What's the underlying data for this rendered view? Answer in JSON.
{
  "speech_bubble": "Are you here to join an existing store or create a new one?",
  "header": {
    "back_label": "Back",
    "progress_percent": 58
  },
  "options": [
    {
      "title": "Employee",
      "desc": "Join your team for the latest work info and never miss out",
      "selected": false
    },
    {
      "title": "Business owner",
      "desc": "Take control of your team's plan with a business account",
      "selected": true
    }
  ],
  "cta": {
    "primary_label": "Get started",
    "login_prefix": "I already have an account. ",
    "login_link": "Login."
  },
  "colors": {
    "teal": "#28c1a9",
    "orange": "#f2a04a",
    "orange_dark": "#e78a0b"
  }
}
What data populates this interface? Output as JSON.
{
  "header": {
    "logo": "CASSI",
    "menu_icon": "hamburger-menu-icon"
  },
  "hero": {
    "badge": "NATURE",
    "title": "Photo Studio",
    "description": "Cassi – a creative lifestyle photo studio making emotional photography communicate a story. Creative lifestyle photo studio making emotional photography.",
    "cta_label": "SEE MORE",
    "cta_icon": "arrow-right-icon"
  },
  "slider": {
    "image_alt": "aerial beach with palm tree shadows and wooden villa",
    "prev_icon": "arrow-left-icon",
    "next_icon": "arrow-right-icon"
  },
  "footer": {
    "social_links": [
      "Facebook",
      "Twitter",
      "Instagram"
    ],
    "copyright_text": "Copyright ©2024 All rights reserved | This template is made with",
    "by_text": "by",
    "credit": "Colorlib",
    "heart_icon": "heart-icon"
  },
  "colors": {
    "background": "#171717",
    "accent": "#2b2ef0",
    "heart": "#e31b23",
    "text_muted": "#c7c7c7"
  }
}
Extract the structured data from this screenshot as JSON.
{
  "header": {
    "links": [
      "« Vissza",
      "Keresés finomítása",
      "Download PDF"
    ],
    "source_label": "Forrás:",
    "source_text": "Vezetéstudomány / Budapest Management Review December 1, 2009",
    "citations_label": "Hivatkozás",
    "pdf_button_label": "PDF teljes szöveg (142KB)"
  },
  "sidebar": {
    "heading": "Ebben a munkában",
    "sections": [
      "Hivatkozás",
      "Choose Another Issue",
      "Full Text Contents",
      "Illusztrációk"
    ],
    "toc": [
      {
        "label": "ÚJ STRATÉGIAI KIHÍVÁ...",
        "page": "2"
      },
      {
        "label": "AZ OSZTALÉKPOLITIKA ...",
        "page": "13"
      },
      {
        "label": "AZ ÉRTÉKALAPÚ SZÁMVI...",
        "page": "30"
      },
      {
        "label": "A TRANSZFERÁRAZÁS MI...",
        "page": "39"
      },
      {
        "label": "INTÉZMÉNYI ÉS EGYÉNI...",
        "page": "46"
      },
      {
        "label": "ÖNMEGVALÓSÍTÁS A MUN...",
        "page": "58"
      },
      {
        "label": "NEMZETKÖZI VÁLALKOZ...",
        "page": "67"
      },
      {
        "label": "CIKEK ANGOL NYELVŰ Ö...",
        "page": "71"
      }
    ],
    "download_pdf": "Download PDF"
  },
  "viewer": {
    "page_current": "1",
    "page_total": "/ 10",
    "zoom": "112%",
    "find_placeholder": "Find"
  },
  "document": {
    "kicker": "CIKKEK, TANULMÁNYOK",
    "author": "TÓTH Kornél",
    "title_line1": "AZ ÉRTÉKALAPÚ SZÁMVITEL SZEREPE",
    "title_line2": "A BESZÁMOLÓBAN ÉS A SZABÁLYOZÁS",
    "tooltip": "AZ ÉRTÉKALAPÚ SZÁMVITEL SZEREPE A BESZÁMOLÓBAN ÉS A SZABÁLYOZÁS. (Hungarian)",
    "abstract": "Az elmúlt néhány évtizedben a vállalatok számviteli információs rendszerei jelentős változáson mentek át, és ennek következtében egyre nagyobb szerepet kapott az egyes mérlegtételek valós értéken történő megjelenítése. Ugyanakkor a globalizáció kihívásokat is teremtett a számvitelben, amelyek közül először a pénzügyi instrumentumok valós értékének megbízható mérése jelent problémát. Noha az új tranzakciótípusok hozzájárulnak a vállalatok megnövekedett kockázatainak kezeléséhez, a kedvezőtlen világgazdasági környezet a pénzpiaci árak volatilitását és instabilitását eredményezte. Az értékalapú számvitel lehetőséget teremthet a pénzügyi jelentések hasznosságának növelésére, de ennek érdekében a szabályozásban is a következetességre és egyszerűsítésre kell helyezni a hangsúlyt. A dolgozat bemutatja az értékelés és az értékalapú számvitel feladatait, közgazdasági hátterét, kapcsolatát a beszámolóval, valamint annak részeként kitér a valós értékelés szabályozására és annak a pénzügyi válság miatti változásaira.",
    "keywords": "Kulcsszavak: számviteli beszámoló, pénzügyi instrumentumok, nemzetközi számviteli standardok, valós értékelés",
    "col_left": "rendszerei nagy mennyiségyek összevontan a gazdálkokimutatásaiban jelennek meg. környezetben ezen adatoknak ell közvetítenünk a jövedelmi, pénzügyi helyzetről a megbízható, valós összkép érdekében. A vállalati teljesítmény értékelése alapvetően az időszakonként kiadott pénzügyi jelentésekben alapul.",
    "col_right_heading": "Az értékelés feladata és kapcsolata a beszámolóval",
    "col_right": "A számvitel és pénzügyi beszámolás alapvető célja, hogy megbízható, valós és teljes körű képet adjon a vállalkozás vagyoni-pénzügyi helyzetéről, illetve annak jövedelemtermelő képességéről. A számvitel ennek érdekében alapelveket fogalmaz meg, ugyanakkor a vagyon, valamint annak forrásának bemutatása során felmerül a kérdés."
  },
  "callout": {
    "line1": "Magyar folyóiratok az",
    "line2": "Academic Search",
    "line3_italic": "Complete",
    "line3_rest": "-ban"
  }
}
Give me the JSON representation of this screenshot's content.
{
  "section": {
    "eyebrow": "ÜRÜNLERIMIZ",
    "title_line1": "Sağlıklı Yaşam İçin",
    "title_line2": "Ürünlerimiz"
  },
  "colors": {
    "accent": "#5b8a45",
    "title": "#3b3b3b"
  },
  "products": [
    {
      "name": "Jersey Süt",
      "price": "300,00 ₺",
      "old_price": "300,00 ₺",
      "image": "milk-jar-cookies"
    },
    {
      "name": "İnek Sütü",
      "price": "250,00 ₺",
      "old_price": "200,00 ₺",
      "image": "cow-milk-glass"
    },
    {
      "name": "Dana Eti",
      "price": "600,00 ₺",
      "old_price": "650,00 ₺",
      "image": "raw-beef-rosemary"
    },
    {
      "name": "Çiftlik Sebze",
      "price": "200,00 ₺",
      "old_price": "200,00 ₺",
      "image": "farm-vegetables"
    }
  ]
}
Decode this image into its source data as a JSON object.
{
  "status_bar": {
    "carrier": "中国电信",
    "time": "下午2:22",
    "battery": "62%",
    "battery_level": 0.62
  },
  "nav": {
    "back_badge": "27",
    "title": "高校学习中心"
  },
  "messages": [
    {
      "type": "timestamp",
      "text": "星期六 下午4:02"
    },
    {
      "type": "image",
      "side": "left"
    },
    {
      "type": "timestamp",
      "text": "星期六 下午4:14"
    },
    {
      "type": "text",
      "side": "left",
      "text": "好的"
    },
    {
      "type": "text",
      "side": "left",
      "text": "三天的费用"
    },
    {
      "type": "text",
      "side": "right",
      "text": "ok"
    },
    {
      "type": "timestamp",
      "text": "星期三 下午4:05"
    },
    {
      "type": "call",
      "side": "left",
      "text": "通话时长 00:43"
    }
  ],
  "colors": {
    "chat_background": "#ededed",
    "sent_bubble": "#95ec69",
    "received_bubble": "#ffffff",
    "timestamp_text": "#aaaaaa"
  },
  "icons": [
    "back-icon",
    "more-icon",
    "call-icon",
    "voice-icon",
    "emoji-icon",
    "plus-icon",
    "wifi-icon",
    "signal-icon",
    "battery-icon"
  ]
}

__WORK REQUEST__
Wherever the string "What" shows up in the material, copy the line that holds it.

__OUTPUT__
What's the underlying data for this rendered view? Answer in JSON.
What data populates this interface? Output as JSON.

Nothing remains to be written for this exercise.